We assessed the impact of the London 2012 Olympic and Paralympic Games on syndromic surveillance systems including the incidence of syndromic indictors and total contacts with health care.
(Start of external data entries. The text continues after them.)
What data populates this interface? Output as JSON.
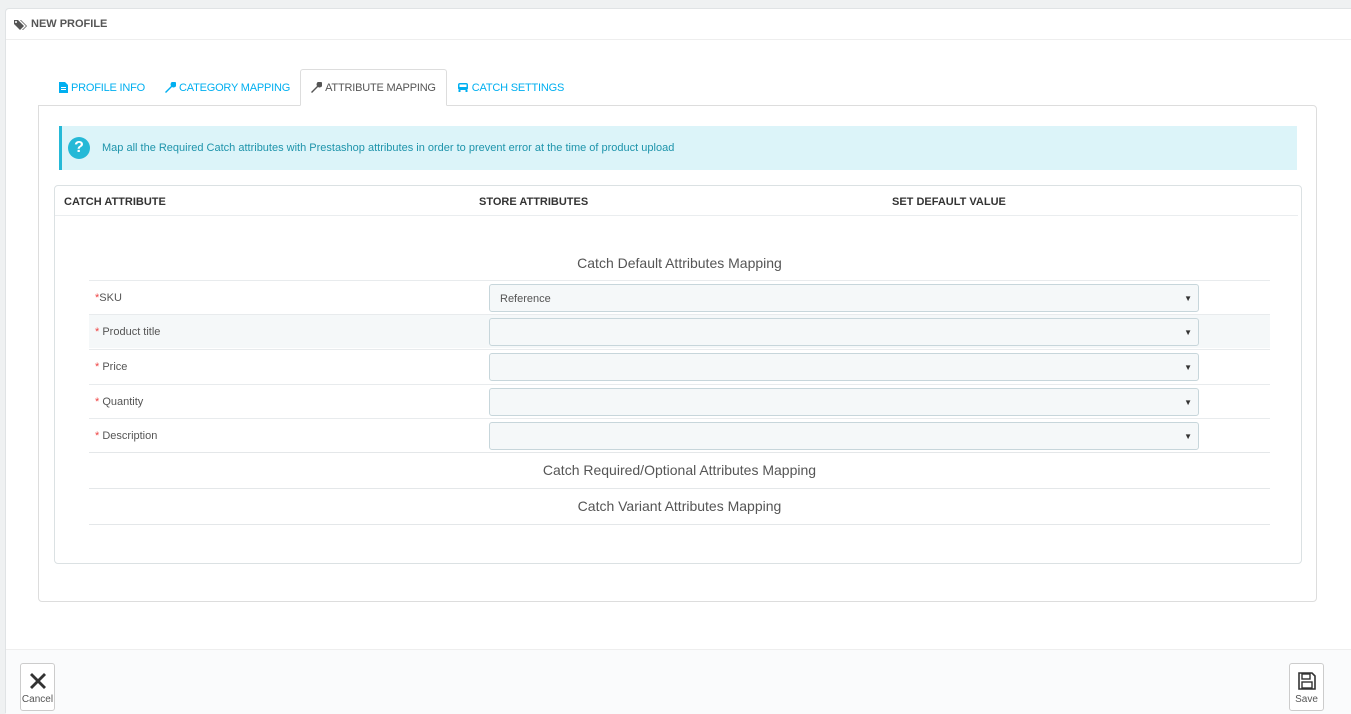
{
  "panel": {
    "title": "NEW PROFILE",
    "title_icon": "tags-icon"
  },
  "tabs": [
    {
      "label": "PROFILE INFO",
      "icon": "file-icon",
      "active": false
    },
    {
      "label": "CATEGORY MAPPING",
      "icon": "wrench-icon",
      "active": false
    },
    {
      "label": "ATTRIBUTE MAPPING",
      "icon": "wrench-icon",
      "active": true
    },
    {
      "label": "CATCH SETTINGS",
      "icon": "car-icon",
      "active": false
    }
  ],
  "alert": {
    "icon": "question-circle-icon",
    "text": "Map all the Required Catch attributes with Prestashop attributes in order to prevent error at the time of product upload"
  },
  "table": {
    "headers": [
      "CATCH ATTRIBUTE",
      "STORE ATTRIBUTES",
      "SET DEFAULT VALUE"
    ],
    "sections": {
      "default": "Catch Default Attributes Mapping",
      "required_optional": "Catch Required/Optional Attributes Mapping",
      "variant": "Catch Variant Attributes Mapping"
    },
    "rows": [
      {
        "required_mark": "*",
        "label": "SKU",
        "value": "Reference"
      },
      {
        "required_mark": "* ",
        "label": "Product title",
        "value": ""
      },
      {
        "required_mark": "* ",
        "label": "Price",
        "value": ""
      },
      {
        "required_mark": "* ",
        "label": "Quantity",
        "value": ""
      },
      {
        "required_mark": "* ",
        "label": "Description",
        "value": ""
      }
    ]
  },
  "footer": {
    "cancel": {
      "label": "Cancel",
      "icon": "close-icon"
    },
    "save": {
      "label": "Save",
      "icon": "floppy-disk-icon"
    }
  },
  "colors": {
    "accent": "#00aff0",
    "alert_bg": "#dcf4f9",
    "alert_border": "#25b9d7",
    "required": "#e44444"
  }
}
Mass gatherings can impact on the health of the public including importation of infectious diseases, exposure of international visitors to endemic diseases in the host country and the increased risk of bioterrorist activity. Public health surveillance during mass gatherings therefore affords an opportunity to identify, and quantify any impact (or reassure on the absence of impact) on public health in a timely manner. In preparation for the Games, Public Health England undertook a programme of work to expand the existing suite of syndromic surveillance systems to include daily general practitioner out of hours (GPOOH) consultations and emergency department (ED) attendances at sentinel sites. These new systems complemented existing syndromic surveillance systems offering the opportunity to monitor trends in patient contacts with GPs outside of normal day time opening hours, as well as potentially the more severe end of the disease spectrum which would present at EDs. We assessed the impact of the 2012 Olympics on national surveillance systems, comparing to periods before and after the Games and in previous years and also the impact of specific events during the Games.